PROBLEM TO SOLVE
I'd like the data beneath this line reproduced exactly, without any of its images.

RECORD EXTRACTS
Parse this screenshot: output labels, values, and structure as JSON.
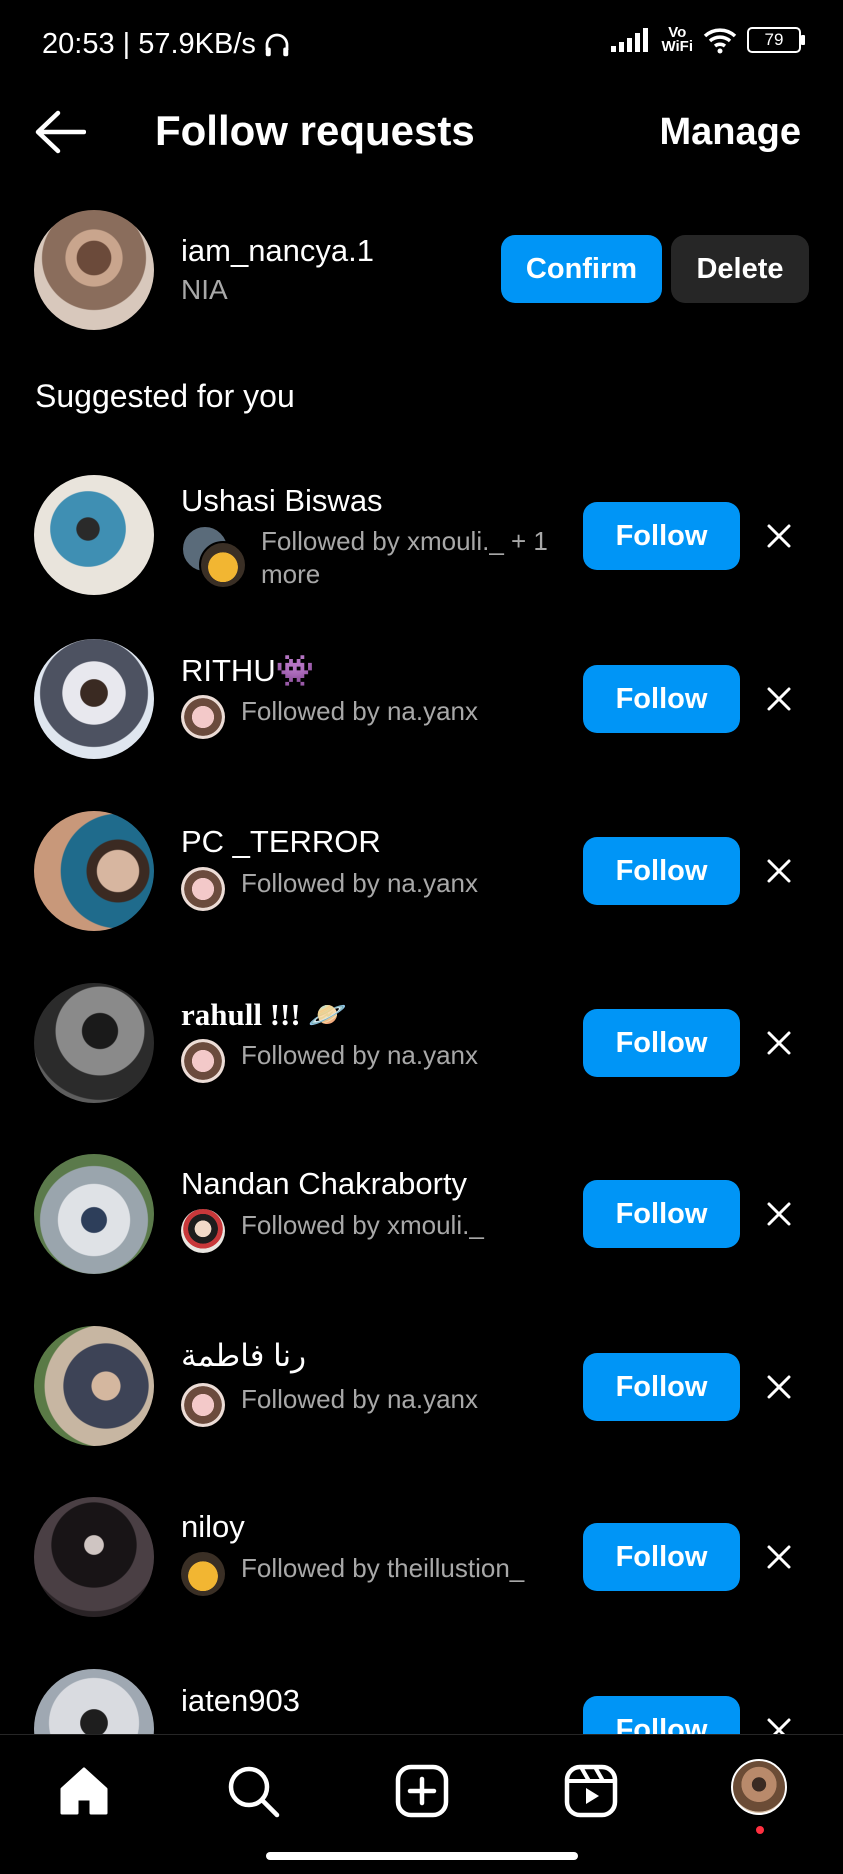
{
  "status_bar": {
    "time_speed": "20:53 | 57.9KB/s",
    "vowifi_top": "Vo",
    "vowifi_bottom": "WiFi",
    "battery": "79"
  },
  "header": {
    "title": "Follow requests",
    "manage_label": "Manage"
  },
  "request": {
    "username": "iam_nancya.1",
    "name": "NIA",
    "confirm_label": "Confirm",
    "delete_label": "Delete"
  },
  "suggested_title": "Suggested for you",
  "suggested": [
    {
      "name": "Ushasi Biswas",
      "followed_by": "Followed by xmouli._ + 1 more",
      "follow_label": "Follow"
    },
    {
      "name": "RITHU👾",
      "followed_by": "Followed by na.yanx",
      "follow_label": "Follow"
    },
    {
      "name": "PC _TERROR",
      "followed_by": "Followed by na.yanx",
      "follow_label": "Follow"
    },
    {
      "name": "rahull !!! 🪐",
      "followed_by": "Followed by na.yanx",
      "follow_label": "Follow"
    },
    {
      "name": "Nandan Chakraborty",
      "followed_by": "Followed by xmouli._",
      "follow_label": "Follow"
    },
    {
      "name": "رنا فاطمة",
      "followed_by": "Followed by na.yanx",
      "follow_label": "Follow"
    },
    {
      "name": "niloy",
      "followed_by": "Followed by theillustion_",
      "follow_label": "Follow"
    },
    {
      "name": "iaten903",
      "followed_by": "",
      "follow_label": "Follow"
    }
  ],
  "nav": [
    "home-icon",
    "search-icon",
    "create-icon",
    "reels-icon",
    "profile-avatar"
  ],
  "colors": {
    "accent": "#0095f6",
    "secondary_button": "#262626",
    "muted_text": "#a8a8a8",
    "notification_dot": "#ff3040"
  }
}
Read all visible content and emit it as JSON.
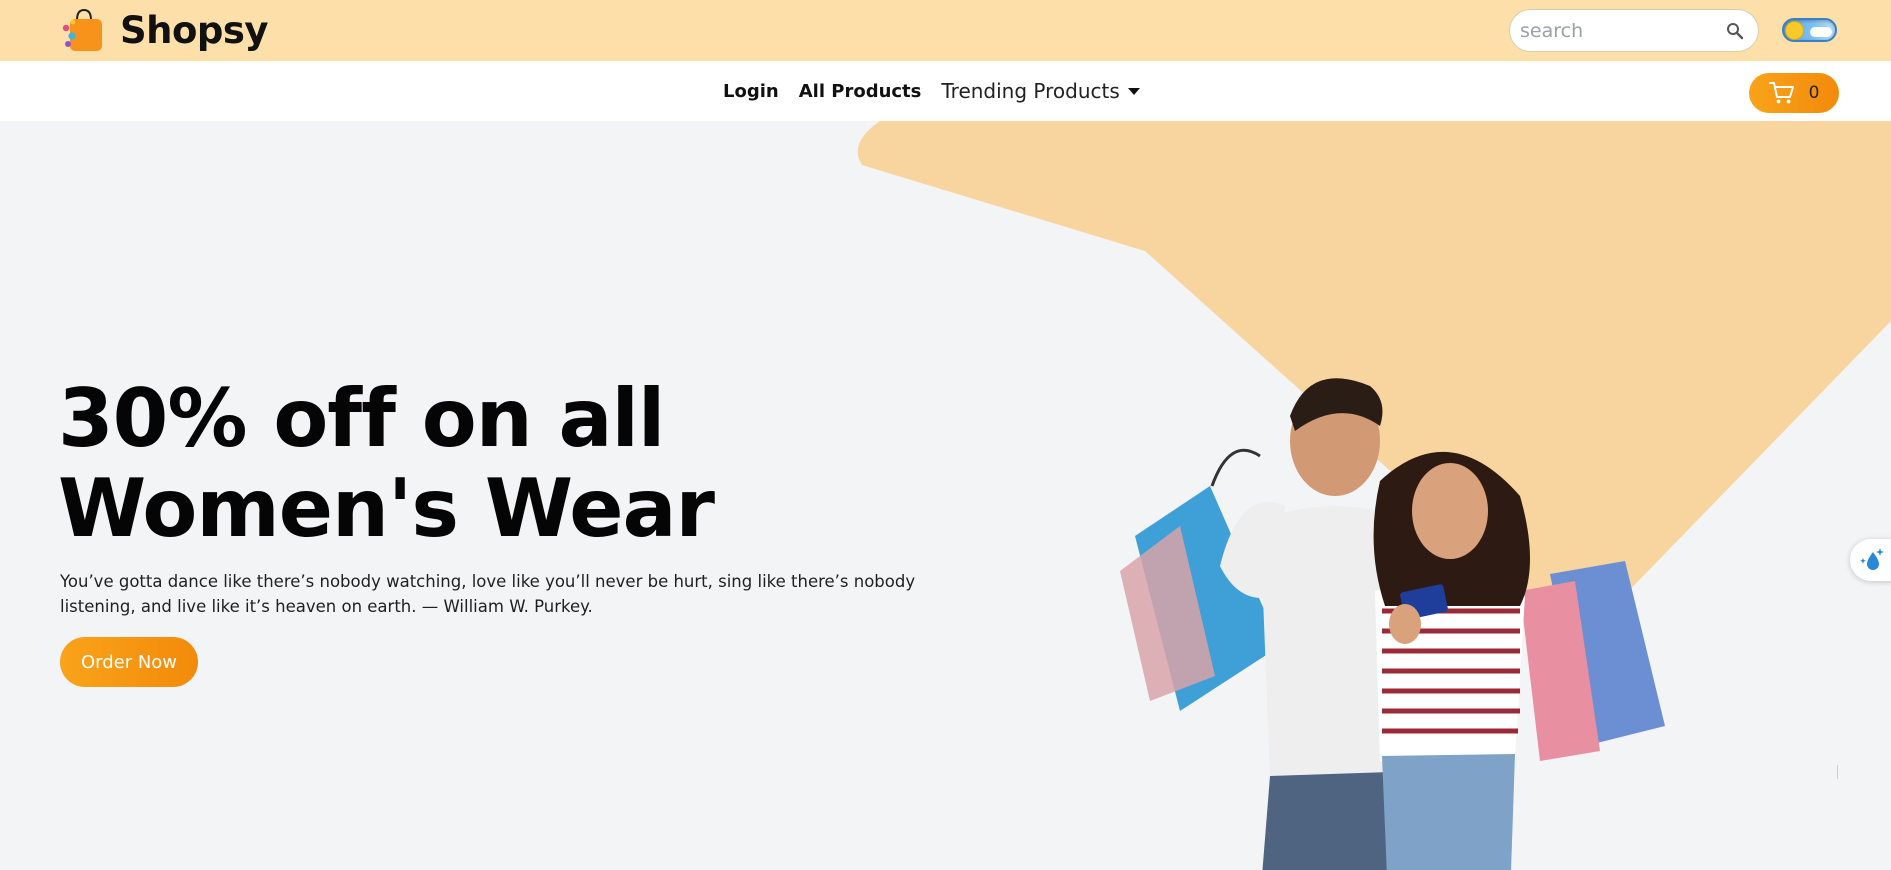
{
  "header": {
    "brand_name": "Shopsy",
    "search": {
      "placeholder": "search",
      "value": ""
    }
  },
  "nav": {
    "login_label": "Login",
    "all_products_label": "All Products",
    "trending_label": "Trending Products",
    "cart_count": "0"
  },
  "hero": {
    "title_line1": "30% off on all",
    "title_line2": "Women's Wear",
    "quote": "You’ve gotta dance like there’s nobody watching, love like you’ll never be hurt, sing like there’s nobody listening, and live like it’s heaven on earth. — William W. Purkey.",
    "cta_label": "Order Now"
  },
  "colors": {
    "header_bg": "#fde0a9",
    "accent": "#f79a12",
    "hero_bg": "#f3f4f6",
    "hero_shape": "#f8d59f"
  },
  "icons": {
    "logo": "shopping-bag-icon",
    "search": "search-icon",
    "cart": "cart-icon",
    "dropdown": "caret-down-icon",
    "accessibility": "accessibility-icon"
  }
}
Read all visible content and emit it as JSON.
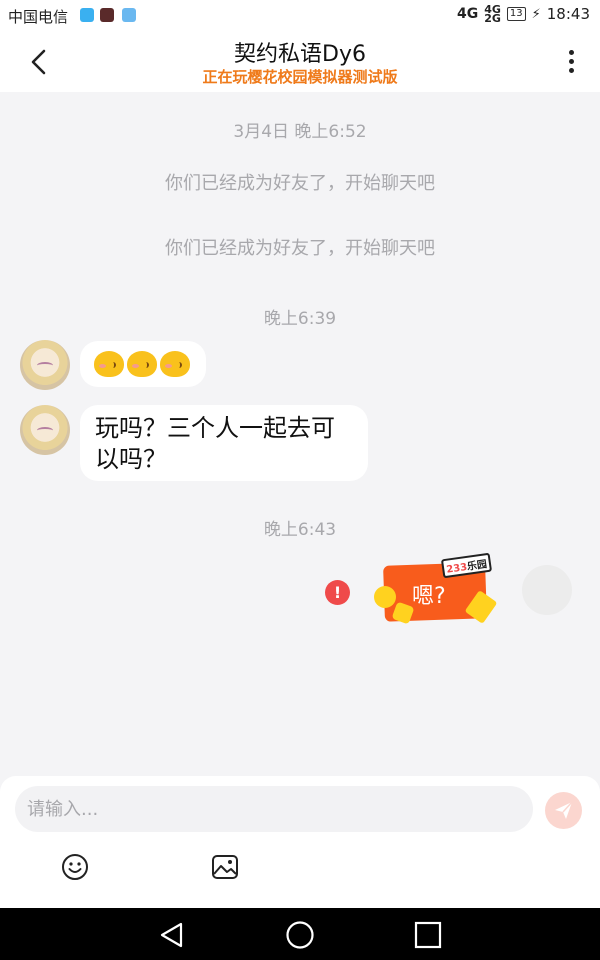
{
  "status_bar": {
    "carrier": "中国电信",
    "network": "4G",
    "network_small_top": "4G",
    "network_small_bottom": "2G",
    "battery": "13",
    "time": "18:43"
  },
  "header": {
    "title": "契约私语Dy6",
    "subtitle": "正在玩樱花校园模拟器测试版"
  },
  "messages": [
    {
      "type": "timestamp",
      "text": "3月4日 晚上6:52"
    },
    {
      "type": "system",
      "text": "你们已经成为好友了，开始聊天吧"
    },
    {
      "type": "system",
      "text": "你们已经成为好友了，开始聊天吧"
    },
    {
      "type": "timestamp",
      "text": "晚上6:39"
    },
    {
      "type": "incoming",
      "content": "emoji",
      "emoji_count": 3
    },
    {
      "type": "incoming",
      "content": "text",
      "line1": "玩吗？三个人一起去可",
      "line2": "以吗？"
    },
    {
      "type": "timestamp",
      "text": "晚上6:43"
    },
    {
      "type": "outgoing",
      "content": "sticker",
      "sticker_text": "嗯?",
      "sticker_logo_num": "233",
      "sticker_logo_text": "乐园",
      "status": "failed",
      "status_icon": "!"
    }
  ],
  "composer": {
    "placeholder": "请输入..."
  },
  "icons": {
    "back": "chevron-left-icon",
    "more": "more-vertical-icon",
    "send": "send-icon",
    "emoji": "smiley-icon",
    "image": "image-icon",
    "nav_back": "triangle-back-icon",
    "nav_home": "circle-home-icon",
    "nav_recent": "square-recent-icon"
  },
  "colors": {
    "subtitle": "#ef7a1a",
    "error": "#ef4a4a",
    "send_button": "#fbd6cf",
    "background": "#f4f4f6"
  }
}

RESPONSE TO THE TASK
Parse this screenshot: output labels, values, and structure as JSON.
{
  "status_bar": {
    "time_speed": "20:53 | 57.9KB/s",
    "vowifi_top": "Vo",
    "vowifi_bottom": "WiFi",
    "battery": "79"
  },
  "header": {
    "title": "Follow requests",
    "manage_label": "Manage"
  },
  "request": {
    "username": "iam_nancya.1",
    "name": "NIA",
    "confirm_label": "Confirm",
    "delete_label": "Delete"
  },
  "suggested_title": "Suggested for you",
  "suggested": [
    {
      "name": "Ushasi Biswas",
      "followed_by": "Followed by xmouli._ + 1 more",
      "follow_label": "Follow"
    },
    {
      "name": "RITHU👾",
      "followed_by": "Followed by na.yanx",
      "follow_label": "Follow"
    },
    {
      "name": "PC _TERROR",
      "followed_by": "Followed by na.yanx",
      "follow_label": "Follow"
    },
    {
      "name": "rahull !!! 🪐",
      "followed_by": "Followed by na.yanx",
      "follow_label": "Follow"
    },
    {
      "name": "Nandan Chakraborty",
      "followed_by": "Followed by xmouli._",
      "follow_label": "Follow"
    },
    {
      "name": "رنا فاطمة",
      "followed_by": "Followed by na.yanx",
      "follow_label": "Follow"
    },
    {
      "name": "niloy",
      "followed_by": "Followed by theillustion_",
      "follow_label": "Follow"
    },
    {
      "name": "iaten903",
      "followed_by": "",
      "follow_label": "Follow"
    }
  ],
  "nav": [
    "home-icon",
    "search-icon",
    "create-icon",
    "reels-icon",
    "profile-avatar"
  ],
  "colors": {
    "accent": "#0095f6",
    "secondary_button": "#262626",
    "muted_text": "#a8a8a8",
    "notification_dot": "#ff3040"
  }
}
Read all visible content and emit it as JSON.
{
  "header": {
    "brand_name": "Shopsy",
    "search": {
      "placeholder": "search",
      "value": ""
    }
  },
  "nav": {
    "login_label": "Login",
    "all_products_label": "All Products",
    "trending_label": "Trending Products",
    "cart_count": "0"
  },
  "hero": {
    "title_line1": "30% off on all",
    "title_line2": "Women's Wear",
    "quote": "You’ve gotta dance like there’s nobody watching, love like you’ll never be hurt, sing like there’s nobody listening, and live like it’s heaven on earth. — William W. Purkey.",
    "cta_label": "Order Now"
  },
  "colors": {
    "header_bg": "#fde0a9",
    "accent": "#f79a12",
    "hero_bg": "#f3f4f6",
    "hero_shape": "#f8d59f"
  },
  "icons": {
    "logo": "shopping-bag-icon",
    "search": "search-icon",
    "cart": "cart-icon",
    "dropdown": "caret-down-icon",
    "accessibility": "accessibility-icon"
  }
}
Read all visible content and emit it as JSON.
{
  "status_bar": {
    "carrier": "中国电信",
    "network": "4G",
    "network_small_top": "4G",
    "network_small_bottom": "2G",
    "battery": "13",
    "time": "18:43"
  },
  "header": {
    "title": "契约私语Dy6",
    "subtitle": "正在玩樱花校园模拟器测试版"
  },
  "messages": [
    {
      "type": "timestamp",
      "text": "3月4日 晚上6:52"
    },
    {
      "type": "system",
      "text": "你们已经成为好友了，开始聊天吧"
    },
    {
      "type": "system",
      "text": "你们已经成为好友了，开始聊天吧"
    },
    {
      "type": "timestamp",
      "text": "晚上6:39"
    },
    {
      "type": "incoming",
      "content": "emoji",
      "emoji_count": 3
    },
    {
      "type": "incoming",
      "content": "text",
      "line1": "玩吗？三个人一起去可",
      "line2": "以吗？"
    },
    {
      "type": "timestamp",
      "text": "晚上6:43"
    },
    {
      "type": "outgoing",
      "content": "sticker",
      "sticker_text": "嗯?",
      "sticker_logo_num": "233",
      "sticker_logo_text": "乐园",
      "status": "failed",
      "status_icon": "!"
    }
  ],
  "composer": {
    "placeholder": "请输入..."
  },
  "icons": {
    "back": "chevron-left-icon",
    "more": "more-vertical-icon",
    "send": "send-icon",
    "emoji": "smiley-icon",
    "image": "image-icon",
    "nav_back": "triangle-back-icon",
    "nav_home": "circle-home-icon",
    "nav_recent": "square-recent-icon"
  },
  "colors": {
    "subtitle": "#ef7a1a",
    "error": "#ef4a4a",
    "send_button": "#fbd6cf",
    "background": "#f4f4f6"
  }
}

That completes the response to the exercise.